Richardson also praised Truman’s 1948 executive order to integrate the American armed forces.
“If you look at our military, it’s the most integrated part of our society,” Richardson said. “It was Truman who did that.”
Richardson said he conceded the power of social media after he saw the reaction on Facebook and Twitter to the announcement that he would receive the Truman award. He was startled, he said, to receive congratulations from so many former New Mexico constituents, at least one of whom thought him dead.
But Richardson, who also has worked to win the release of hostages and American service members in North Korea, Cuba and Iraq, reminded his listeners of the role personal connections still can play in international relations. He described how, when once negotiating with Fidel Castro, the former Cuban president responded with enthusiasm when Richardson — a former pitcher at Tufts University — started talking baseball.
“I’m a big believer in dialogue,” Richardson said. “I talked to the North Koreans before (former NBA star) Dennis Rodman replaced me.”
Since 1973, the Truman Good Neighbor Award been given on or near the May 8 anniversary of Truman’s birth in 1884. Previous honorees have included former Supreme Court justice Sandra Day O’Connor, actor Gary Sinise, news anchor Walter Cronkite and former presidents Gerald Ford and Bill Clinton.
Richardson described on Monday how he lost his job as United Nations ambassador when then-President Clinton decided he wanted Richardson to lead the U.S. Department of Energy.

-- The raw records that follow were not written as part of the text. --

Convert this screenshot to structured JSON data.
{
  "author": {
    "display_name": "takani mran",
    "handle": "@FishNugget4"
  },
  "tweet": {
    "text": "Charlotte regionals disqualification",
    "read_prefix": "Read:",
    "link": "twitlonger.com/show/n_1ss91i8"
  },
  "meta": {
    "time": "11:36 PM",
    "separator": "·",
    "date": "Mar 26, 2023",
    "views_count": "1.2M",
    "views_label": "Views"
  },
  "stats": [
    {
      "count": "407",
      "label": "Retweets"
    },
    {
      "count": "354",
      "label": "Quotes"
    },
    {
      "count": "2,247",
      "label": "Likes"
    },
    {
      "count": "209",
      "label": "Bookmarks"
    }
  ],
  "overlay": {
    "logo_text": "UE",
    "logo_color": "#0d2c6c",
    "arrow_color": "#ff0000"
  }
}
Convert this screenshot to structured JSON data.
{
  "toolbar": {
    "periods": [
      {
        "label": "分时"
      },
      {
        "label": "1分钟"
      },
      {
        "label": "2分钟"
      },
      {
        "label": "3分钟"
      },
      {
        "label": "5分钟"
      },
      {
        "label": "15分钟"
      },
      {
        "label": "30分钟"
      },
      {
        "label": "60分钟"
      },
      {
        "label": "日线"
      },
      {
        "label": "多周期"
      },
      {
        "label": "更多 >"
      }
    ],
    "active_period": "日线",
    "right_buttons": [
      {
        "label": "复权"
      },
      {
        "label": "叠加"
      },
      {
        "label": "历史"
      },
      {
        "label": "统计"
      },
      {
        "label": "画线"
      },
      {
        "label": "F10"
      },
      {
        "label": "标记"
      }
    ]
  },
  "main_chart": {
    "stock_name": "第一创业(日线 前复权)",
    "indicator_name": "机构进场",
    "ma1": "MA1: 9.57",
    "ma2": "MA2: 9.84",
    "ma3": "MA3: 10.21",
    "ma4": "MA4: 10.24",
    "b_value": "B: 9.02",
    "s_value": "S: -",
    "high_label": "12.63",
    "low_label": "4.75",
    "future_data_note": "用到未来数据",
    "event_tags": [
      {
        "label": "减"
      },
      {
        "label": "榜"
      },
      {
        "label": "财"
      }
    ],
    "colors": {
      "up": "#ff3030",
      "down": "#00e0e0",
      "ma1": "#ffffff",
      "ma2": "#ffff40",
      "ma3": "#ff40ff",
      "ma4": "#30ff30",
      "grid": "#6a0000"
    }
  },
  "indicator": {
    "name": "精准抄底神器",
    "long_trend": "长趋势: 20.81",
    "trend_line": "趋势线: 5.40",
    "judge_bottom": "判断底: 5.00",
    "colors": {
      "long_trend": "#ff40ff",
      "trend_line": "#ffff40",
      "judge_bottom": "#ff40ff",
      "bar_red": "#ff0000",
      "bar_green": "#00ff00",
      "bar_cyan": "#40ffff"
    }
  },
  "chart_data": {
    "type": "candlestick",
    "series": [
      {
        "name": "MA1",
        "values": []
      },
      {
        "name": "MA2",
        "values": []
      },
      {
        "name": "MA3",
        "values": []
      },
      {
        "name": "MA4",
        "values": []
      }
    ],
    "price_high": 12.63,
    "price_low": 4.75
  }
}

“He said, ‘I need a Hispanic in the cabinet,’” Richardson said. “So I went to Energy. Please don’t repeat that.”